• TASK DETAILS
The entries below are to be repeated exactly as they stand.

[Dataset rows describing interfaces]

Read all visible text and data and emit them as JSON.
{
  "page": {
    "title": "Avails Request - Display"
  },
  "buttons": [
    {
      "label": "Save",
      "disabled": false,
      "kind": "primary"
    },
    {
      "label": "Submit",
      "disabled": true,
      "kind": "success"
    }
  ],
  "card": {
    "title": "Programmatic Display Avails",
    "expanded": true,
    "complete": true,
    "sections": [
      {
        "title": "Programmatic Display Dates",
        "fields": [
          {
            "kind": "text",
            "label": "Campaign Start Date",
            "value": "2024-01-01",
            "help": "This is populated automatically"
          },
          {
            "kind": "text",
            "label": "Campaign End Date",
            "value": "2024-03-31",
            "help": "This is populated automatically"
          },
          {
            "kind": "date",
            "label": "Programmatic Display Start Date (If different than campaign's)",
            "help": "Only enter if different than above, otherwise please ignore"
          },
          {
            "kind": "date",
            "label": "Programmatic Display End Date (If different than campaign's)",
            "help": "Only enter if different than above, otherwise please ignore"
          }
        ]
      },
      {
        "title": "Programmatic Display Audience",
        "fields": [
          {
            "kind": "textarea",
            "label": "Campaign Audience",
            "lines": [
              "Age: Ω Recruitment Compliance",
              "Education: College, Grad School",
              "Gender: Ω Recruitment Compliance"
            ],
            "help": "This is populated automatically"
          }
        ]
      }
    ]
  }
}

• OUTPUT FOR THIS EXERCISE
Read all visible text and data and emit them as JSON.
{
  "page": {
    "title": "Avails Request - Display"
  },
  "buttons": [
    {
      "label": "Save",
      "disabled": false,
      "kind": "primary"
    },
    {
      "label": "Submit",
      "disabled": true,
      "kind": "success"
    }
  ],
  "card": {
    "title": "Programmatic Display Avails",
    "expanded": true,
    "complete": true,
    "sections": [
      {
        "title": "Programmatic Display Dates",
        "fields": [
          {
            "kind": "text",
            "label": "Campaign Start Date",
            "value": "2024-01-01",
            "help": "This is populated automatically"
          },
          {
            "kind": "text",
            "label": "Campaign End Date",
            "value": "2024-03-31",
            "help": "This is populated automatically"
          },
          {
            "kind": "date",
            "label": "Programmatic Display Start Date (If different than campaign's)",
            "help": "Only enter if different than above, otherwise please ignore"
          },
          {
            "kind": "date",
            "label": "Programmatic Display End Date (If different than campaign's)",
            "help": "Only enter if different than above, otherwise please ignore"
          }
        ]
      },
      {
        "title": "Programmatic Display Audience",
        "fields": [
          {
            "kind": "textarea",
            "label": "Campaign Audience",
            "lines": [
              "Age: Ω Recruitment Compliance",
              "Education: College, Grad School",
              "Gender: Ω Recruitment Compliance"
            ],
            "help": "This is populated automatically"
          }
        ]
      }
    ]
  }
}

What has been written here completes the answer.